It’s no secret that rodeo athletes don’t have the best health insurance. The NFR, and the money won wasn’t just a trip to the ball for Nowlin—it helped her get access to a top-notch surgeon to repair nerve and muscle damage to her right side. Prior to her surgery, doing her job on a barrel horse had become close to torture.

“It made me think twice about getting after a horse who doesn’t want to go in the arena because he’s hurting. About three girls before me, I’d instantly get nauseous. It wasn’t nerves—I knew that pain was coming next. My migraines were so bad and I had no arm strength.”

Tracy Nowlin

The surgery was a major one, not just because of the original injury, but the amount of time it had progressed.

“They took a rib out because it was on the thorasic nerve tunnel,” Nowlin said. “Nerves only heal about a half an inch every year. My rotator cuff was wrecked, the bicep finally ripped, so nothing’s holding it. There’s just a lump in my arm it’s not attached, just a big knot in my arm. I still don’t have much arm strength. It’s a good thing (Dolly Jo) always wants to turn the first barrel.”

During her recovery time, Nowlin struggled some on the rodeo trail. Although she was willing to grit through the pain, her mare wasn’t as willing to let her rider hurt. Dolly Jo was holding back, knowing that her hard turns left Nowlin slightly behind and in pain.

In 2023, Nowlin and Dolly Jo are starting to look like themselves, evident from their performance at PCFR.

“She’s got her confidence back,” Nowlin said. “And I can react when I need to react.”

Moving forward, Nowlin wants to keep her focus on family while she continues to make a living by running around three barrels. She has some promising young horses coming up, including a baby out of Dusty named “Snort,” but Dolly Jo is still holding strong as her No. 1 at 17 years old. Nowlin’s still working to get into the 2023 invitational winter rodeos, and plans to be choosy about where she runs in 2023, basing her entries off of Dolly Jo’s favored rodeos and how to capitalize on each entry fee.

Prairie Circuit Finals barrel racing results 2023

First round: 1. Emily Beisel, 16.02 seconds, $2,149; 2. (tie) Emma Charleston and Tracy Nowlin, 16.17, $1,343 each; 4. Ivy Hurst, 16.38, $537

Second round: 1. Suzanne Brooks, 16.04 seconds, $2,149; 2. Sadie Wolaver, 16.09, $1,612; 3. Ivy Hurst, 16.13, $1,074; 4. Tracy Nowlin, 16.15, $537

Third round: 1. Tracy Nowlin, 15.98 seconds, $2,149; 2. Suzanne Brooks, 16.09, $1,612; 3. Sadie Wolaver, 16.10, $1,074; 4. Emily Beisel, 16.15, $537

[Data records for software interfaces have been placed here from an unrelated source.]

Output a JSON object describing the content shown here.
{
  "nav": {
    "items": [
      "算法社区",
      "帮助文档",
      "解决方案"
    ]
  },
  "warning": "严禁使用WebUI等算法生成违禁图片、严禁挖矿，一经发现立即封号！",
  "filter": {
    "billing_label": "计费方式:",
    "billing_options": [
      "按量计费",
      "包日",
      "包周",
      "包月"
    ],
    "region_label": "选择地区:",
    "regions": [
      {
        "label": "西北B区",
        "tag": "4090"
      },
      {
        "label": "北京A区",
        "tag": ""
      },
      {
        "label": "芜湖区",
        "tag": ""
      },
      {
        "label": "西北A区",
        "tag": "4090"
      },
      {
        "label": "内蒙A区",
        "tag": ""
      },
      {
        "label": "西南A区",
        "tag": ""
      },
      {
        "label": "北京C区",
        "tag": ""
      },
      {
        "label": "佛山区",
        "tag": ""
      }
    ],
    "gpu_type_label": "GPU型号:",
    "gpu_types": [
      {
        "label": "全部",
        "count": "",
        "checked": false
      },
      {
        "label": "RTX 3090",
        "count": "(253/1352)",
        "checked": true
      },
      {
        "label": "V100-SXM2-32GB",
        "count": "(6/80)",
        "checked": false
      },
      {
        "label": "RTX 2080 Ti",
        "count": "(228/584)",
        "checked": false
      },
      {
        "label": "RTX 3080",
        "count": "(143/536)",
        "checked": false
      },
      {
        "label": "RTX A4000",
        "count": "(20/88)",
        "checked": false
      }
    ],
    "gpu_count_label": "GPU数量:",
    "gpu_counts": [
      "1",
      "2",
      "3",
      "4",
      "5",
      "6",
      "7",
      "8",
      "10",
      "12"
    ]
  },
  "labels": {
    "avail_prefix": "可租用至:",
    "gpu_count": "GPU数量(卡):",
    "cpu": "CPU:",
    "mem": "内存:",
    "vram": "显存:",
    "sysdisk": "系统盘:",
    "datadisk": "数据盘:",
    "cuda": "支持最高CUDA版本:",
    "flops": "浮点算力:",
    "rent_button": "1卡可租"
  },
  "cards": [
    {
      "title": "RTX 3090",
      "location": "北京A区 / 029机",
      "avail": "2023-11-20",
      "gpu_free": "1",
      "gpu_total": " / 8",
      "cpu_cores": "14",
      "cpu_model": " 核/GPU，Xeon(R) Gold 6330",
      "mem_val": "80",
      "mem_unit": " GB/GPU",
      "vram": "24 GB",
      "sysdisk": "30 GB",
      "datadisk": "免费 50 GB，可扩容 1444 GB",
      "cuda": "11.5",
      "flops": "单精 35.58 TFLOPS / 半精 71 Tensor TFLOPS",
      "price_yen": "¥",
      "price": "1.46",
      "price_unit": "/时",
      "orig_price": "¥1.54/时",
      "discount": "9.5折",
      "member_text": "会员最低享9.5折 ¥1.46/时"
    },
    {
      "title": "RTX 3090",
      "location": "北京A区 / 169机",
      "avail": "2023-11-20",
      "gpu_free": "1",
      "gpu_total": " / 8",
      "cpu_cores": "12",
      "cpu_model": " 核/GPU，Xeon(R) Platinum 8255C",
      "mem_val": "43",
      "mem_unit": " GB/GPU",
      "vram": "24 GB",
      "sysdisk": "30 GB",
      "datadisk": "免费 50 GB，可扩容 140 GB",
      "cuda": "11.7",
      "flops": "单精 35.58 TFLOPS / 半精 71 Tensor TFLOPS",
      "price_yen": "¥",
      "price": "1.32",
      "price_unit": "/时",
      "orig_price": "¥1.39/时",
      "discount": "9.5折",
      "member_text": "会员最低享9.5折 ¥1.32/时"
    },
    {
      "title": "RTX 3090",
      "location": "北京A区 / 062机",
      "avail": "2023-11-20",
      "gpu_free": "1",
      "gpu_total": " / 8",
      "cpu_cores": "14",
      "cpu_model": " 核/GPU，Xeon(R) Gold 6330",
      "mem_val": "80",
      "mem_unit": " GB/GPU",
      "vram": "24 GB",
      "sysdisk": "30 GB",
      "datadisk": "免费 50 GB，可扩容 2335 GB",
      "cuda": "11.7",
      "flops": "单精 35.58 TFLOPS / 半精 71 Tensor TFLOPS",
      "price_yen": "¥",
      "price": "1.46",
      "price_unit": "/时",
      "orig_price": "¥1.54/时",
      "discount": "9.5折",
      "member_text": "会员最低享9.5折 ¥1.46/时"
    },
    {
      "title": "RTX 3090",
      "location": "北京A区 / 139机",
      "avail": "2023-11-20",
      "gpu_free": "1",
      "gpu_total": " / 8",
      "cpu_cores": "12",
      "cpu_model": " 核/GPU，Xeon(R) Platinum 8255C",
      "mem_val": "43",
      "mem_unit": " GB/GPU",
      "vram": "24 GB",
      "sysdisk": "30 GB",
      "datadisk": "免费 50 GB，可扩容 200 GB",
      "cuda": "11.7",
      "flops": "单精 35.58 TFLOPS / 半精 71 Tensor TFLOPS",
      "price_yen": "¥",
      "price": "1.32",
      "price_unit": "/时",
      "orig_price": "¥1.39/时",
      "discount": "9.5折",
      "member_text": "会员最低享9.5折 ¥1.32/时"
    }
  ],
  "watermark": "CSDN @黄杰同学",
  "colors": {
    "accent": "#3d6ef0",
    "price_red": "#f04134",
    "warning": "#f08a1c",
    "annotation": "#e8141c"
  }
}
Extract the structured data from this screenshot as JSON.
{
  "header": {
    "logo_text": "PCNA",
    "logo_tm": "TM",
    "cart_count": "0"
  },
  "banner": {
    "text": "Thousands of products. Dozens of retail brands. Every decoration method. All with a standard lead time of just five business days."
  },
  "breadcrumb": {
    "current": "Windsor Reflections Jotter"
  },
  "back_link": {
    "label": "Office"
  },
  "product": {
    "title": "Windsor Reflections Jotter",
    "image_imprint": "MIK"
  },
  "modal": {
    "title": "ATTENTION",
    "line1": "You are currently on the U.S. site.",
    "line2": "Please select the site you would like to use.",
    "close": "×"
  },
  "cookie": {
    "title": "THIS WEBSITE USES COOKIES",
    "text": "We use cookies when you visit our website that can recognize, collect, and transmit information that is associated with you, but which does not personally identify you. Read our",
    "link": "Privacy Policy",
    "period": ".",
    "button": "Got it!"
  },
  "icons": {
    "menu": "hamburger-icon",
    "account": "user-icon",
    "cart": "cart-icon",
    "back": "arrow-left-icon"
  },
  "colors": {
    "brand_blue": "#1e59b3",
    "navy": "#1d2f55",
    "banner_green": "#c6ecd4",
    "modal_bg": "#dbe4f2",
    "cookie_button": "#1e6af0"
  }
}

Average: 1. Tracy Nowlin, 48.30 seconds on three head, $3,223; 2. Emily Beisel, 48.41, $2,417; 3. Sadie Wolaver, 48.58, $1,612; 4. Ivy Hurst, 48.74, $806.

NFR Open qualifications

Prairie Circuit year-end champion: Emily Beisel

PCFR Aggregate: Tracy Nowlin